(Dataset rows describing interfaces)
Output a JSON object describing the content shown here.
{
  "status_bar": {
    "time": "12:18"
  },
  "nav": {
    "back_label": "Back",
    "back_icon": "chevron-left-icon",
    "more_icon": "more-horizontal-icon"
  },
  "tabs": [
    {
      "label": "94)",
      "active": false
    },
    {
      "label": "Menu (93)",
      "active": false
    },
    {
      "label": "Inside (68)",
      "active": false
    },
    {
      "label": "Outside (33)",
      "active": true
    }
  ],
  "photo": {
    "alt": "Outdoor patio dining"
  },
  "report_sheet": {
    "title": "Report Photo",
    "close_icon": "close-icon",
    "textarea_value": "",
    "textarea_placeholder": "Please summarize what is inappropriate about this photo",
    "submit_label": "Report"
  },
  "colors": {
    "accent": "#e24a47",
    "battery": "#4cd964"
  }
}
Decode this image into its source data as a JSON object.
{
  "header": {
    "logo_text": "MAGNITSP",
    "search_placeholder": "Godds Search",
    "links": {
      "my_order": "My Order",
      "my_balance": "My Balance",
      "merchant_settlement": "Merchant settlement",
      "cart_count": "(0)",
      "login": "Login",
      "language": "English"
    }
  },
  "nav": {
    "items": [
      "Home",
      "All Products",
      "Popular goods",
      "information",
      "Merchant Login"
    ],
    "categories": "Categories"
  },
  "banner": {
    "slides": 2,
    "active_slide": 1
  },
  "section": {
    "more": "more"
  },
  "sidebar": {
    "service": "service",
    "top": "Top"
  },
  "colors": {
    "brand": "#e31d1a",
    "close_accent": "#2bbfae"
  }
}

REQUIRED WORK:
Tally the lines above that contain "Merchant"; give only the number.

SOLUTION TO THE EXERCISE:
2